The 1st Page: A Different Kind of Book Club

Mark Reinelt, System Circulation Coordinator, Okanagan Regional Library

How facilitating a book club for adults with diversabilities has taught me what people would save in a house fire, different names for flatulence and eventually you wish Brian Robeson would have died in his plane crash.

Afternoon Sessions:

Session 1
Gillian Byrne, Manager, Toronto Reference Library

Title: Navigating the political landscape of libraries

Description: As public institutions, libraries are inherently political. Yet organizational politics remains a murky area for many, ill-defined and well despised. These breakout groups will provide a safe environment to have frank discussions about what organizational politics are, how they relate to institutional power structures, and strategies for effective navigation. Chatham House rules will apply.

Session 2
Chris Stephenson, Kelowna Branch Head Librarian, ORL
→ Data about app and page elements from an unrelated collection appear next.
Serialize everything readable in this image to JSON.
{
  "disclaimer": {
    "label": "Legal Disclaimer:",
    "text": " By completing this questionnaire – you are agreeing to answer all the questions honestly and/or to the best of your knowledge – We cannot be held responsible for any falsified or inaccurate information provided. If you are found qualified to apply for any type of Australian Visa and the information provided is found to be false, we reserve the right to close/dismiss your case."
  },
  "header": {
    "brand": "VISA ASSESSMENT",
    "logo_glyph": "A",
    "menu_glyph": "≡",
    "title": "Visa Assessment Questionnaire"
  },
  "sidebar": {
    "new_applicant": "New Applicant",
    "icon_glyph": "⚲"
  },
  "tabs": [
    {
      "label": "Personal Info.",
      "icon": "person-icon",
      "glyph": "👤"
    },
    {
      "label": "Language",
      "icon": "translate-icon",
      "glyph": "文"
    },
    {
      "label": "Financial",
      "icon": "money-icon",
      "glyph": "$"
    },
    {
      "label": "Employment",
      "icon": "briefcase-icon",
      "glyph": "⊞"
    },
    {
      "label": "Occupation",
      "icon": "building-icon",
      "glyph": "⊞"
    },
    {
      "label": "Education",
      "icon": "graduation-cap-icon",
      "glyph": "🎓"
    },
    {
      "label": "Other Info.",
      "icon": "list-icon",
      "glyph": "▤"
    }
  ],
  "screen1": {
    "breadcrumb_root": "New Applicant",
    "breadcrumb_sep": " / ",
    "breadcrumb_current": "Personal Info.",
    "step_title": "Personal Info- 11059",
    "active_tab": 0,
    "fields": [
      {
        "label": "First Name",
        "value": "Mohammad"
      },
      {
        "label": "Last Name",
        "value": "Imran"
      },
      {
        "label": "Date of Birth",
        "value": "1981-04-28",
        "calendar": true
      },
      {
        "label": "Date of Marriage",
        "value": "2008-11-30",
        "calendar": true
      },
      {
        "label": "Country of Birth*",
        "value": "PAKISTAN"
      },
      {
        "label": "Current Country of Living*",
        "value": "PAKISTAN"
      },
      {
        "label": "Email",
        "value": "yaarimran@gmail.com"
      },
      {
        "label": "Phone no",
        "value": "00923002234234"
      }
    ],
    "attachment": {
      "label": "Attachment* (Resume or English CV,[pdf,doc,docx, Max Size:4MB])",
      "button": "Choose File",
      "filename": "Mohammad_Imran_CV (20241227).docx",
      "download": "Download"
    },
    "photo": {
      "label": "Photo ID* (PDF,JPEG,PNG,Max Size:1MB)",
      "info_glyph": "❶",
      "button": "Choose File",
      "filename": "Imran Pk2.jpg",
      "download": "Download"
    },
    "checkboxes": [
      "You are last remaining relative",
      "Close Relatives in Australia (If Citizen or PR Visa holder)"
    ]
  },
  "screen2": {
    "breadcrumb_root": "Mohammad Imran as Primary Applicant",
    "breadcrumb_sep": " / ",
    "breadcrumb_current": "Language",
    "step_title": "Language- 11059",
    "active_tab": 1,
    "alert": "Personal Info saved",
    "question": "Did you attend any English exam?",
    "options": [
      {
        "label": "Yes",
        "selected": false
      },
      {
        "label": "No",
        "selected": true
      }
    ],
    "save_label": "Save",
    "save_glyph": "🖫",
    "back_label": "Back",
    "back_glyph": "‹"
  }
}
Description: Chris Stephenson will share case studies of the trials and triumphs of library outreach and the move to performance measures for programming & services. Learn about using outcome-based evaluation as a powerful leadership tool to help tailor your programs, report the difference you make, and improve library service. We’ll explore how to ensure that true costs are reflected in your library’s assessment and employ effective metrics in future planning. Learn to measure real outcomes, not just the number of participants, and enhance your leadership skill set by practicing ‘evidence-based librarianship.’

Bio: Prior to accepting the Branch Manager position at Kelowna’s Central library, Chris Stephenson was the former CEO and Head Librarian at Bancroft Public Library in Ontario. Trained in law and legislative librarianship with research experience at the provincial and federal level, Chris has also cultivated his teaching and mentorship skills at home and abroad. Chris is interested in programming, community development and social justice issues. He is a past recipient of the Edythe Webster Scholarship in Library & Information Studies, and the Alice Bacon Continuing Education Scholarship.

About Leader in Residence

The Leader in Residence program provides opportunities for discussion and learning for our campus community and regional library partners, through a collection of presentations, conversation circles, and activities designed to encourage collaboration, participation, and leadership.

Each year, we invite a speaker to share their expertise on key issues facing the information fields today. Previous speakers include:

  • 2017: Terri Tomchyshyn, Department of National Defence, Government of Canada
  • 2016: Pilar Martinez, Chief Executive Officer, Edmonton Public Library
  • 2015: Margaret Haines, University Librarian, Carleton University
  • 2014: Ernie Ingles, former Director, School of Library and Information Studies, and Chief Librarian and Vice-Provost, University of Alberta